Archery’s scariest taboo: The mystery of ‘target panic’
“The target doesn’t do anything to you!”
“So why is it called ‘target panic’?”
The first four episodes of the podcast were discussions on the internal workings of an archer’s mind with Cem, Brazilian Olympian Bernardo Oliveira and chartered psychologist Dr Jon Rhodes.
As a sports psych major (and a former international fencer) who’s been commentating on the world’s best archers for the past five years, this topic was right in my wheelhouse. But I headed to our studio in Berlin having been led to believe that the subject of ‘target panic’ was something not to be mentioned.
I’ve asked top international archers, coaches and support staff about it – and the overall response was… deafening silence.
“I don’t want to talk about it. It could happen to me if I do,” one athlete said.
Despite so many advancements in sports science, has the dreaded target panic completely evaded proper evaluation, and any modern methods to resolve or protect athletes from it? Like a voodoo spell, it seemed like something to avoid at all costs, with any mention severely frowned upon.
Terrifying, I thought.
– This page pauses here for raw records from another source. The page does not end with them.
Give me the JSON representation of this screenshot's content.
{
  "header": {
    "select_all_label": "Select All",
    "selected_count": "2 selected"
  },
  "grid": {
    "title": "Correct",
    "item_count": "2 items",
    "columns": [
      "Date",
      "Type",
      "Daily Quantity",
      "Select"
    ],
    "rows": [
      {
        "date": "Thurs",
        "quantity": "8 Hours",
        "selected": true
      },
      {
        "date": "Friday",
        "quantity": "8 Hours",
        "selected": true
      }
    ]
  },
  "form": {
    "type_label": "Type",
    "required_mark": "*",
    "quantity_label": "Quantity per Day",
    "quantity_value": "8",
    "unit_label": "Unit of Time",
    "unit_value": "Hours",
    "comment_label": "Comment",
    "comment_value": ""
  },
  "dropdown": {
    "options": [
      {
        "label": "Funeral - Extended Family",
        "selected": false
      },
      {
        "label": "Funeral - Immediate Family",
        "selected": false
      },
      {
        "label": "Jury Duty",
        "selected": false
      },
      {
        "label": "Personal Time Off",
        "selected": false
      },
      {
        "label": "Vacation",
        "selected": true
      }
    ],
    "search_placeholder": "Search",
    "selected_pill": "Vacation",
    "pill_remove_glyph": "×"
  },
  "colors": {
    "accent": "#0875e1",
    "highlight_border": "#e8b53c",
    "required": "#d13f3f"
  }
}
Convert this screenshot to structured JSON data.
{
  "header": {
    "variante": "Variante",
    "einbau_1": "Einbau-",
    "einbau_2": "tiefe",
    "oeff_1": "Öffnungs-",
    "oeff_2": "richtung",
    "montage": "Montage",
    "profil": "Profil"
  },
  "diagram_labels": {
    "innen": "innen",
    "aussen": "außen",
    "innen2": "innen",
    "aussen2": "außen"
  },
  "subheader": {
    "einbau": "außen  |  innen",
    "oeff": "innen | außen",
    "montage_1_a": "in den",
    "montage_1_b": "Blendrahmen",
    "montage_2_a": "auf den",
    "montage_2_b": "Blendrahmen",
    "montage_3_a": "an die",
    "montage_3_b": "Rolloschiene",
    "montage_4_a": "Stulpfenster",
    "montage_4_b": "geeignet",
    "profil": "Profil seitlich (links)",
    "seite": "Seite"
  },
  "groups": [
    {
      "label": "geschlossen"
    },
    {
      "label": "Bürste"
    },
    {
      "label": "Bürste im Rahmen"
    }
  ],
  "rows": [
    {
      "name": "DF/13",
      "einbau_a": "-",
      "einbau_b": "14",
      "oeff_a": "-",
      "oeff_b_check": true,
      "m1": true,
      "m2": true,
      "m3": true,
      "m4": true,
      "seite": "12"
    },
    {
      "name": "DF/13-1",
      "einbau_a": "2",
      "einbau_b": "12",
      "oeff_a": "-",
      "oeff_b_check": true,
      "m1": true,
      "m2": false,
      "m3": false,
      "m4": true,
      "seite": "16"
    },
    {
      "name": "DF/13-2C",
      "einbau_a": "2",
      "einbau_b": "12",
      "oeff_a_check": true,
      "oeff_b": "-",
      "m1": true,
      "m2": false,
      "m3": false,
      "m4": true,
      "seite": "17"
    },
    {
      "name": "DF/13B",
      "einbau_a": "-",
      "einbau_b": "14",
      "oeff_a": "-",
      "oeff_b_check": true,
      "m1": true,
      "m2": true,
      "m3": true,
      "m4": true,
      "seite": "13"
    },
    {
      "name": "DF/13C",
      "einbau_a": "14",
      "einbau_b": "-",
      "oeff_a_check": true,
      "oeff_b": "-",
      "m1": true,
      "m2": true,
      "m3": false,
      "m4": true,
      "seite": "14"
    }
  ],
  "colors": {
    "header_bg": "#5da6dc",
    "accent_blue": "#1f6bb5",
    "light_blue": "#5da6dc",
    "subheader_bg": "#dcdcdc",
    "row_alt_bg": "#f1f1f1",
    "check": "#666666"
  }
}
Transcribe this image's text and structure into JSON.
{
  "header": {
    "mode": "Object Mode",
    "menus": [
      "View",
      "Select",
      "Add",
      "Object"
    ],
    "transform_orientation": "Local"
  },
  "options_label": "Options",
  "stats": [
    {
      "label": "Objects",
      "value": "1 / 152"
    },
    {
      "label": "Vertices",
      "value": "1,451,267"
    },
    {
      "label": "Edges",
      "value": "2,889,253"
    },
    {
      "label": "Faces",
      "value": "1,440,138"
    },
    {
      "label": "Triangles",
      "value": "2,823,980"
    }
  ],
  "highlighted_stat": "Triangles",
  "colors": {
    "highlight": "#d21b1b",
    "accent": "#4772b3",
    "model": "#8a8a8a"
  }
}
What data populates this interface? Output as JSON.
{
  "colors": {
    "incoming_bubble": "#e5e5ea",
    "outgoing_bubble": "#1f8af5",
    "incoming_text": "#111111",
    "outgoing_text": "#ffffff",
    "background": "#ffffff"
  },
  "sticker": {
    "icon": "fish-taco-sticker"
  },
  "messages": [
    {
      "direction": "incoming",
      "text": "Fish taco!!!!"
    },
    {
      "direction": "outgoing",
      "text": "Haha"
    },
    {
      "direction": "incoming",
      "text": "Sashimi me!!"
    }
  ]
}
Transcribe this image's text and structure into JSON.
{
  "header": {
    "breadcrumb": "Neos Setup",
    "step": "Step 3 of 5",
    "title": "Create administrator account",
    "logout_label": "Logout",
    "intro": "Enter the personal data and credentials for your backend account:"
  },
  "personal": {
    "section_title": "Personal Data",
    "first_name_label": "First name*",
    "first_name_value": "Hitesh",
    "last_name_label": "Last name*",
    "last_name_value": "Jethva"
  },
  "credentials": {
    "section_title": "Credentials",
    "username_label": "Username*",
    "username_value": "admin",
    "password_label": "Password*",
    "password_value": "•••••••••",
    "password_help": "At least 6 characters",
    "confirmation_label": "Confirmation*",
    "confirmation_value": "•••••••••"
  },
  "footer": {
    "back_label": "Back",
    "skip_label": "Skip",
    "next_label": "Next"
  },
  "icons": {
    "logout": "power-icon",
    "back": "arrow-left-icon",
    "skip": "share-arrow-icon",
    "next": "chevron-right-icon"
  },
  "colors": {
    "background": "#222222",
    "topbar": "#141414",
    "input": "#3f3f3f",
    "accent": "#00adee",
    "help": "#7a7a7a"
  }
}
So I’ve long conformed to that unwritten rule, not talking about it (much) during our live broadcasts. But this podcast was the chance.
The most decorated athlete in the history of the Hyundai Archery World Cup, Braden Gellenthien, once described target panic as: “Any kind of angst that prevents you from performing at your best.”
In Korea, it’s often called ‘clicker disease’.
The better-known name is, really, misleading. It’s not the target that causes panic, it’s the weather, or the venue, or the environment, or the competition, or your opponents, or the situation.
“It could be anything and you don’t know when it’s coming,” said Bernardo.
Ultimately, it’s fear – of failure or success.
But how does it manifest? World number one Mike Schloesser explains it as being unable to aim or being unable to release. For others, it’s a flinch, while some say it is an inability to get the arrow past the clicker.
All of those are quite simple physical processes. Suddenly they become impossible.
“I was terrified of shooting,” said Sara Lopez, the eight-time Hyundai Archery World Cup Champion who suffered from this debilitating phenomenon for nearly two seasons. “I didn’t know if it would last forever or not.”
“I was ashamed.”
Gellenthien, Schloesser and Lopez. Three of the best to ever compete in this game, all talking about their own experiences with the terrible affliction of target panic.
Lopez defeated her target panic – and then won the world championships in 2021.
Schloesser had a period when the last arrows of his major matches were a struggle. His recent perfect final in Nîmes would suggest that is seemingly long in the past.
Gellenthien used mental maintenance techniques to ensure he could continue competing at a high level throughout his long career.
All these elite archers managed their target panic.
The real issue is the lack of resources and open conversation about the subject. So when archers at an earlier stage in their journeys in the sport suffer from the terrifying taboo, it can prove debilitating. More than a few turn away from their bows because of it.
“Anxiety emerges from an amalgamation of increased pressure, a sharp decline in skill proficiency, and heightened awareness,” explains Dr Rhodes. “It’s not unique to archery. It’s a universal challenge.”
The problem in a sport like archery that is so much about routine and process and feeling is that the anxiety – target panic – ruins everything. It’s so destructive that without professional help, it is often difficult to see the underlying issue, morph it into something positive and beat it.
“It’s what’s under the carpet that’s important,” adds Cem. “Once we identify the reasons for the problem, we can put processes in place to fix them.”
It’s time to dispel this voodoo myth and it’s time to start talking about target panic.
Watch the new Taking Aim podcast on archery+ to learn more about the sport’s mental game.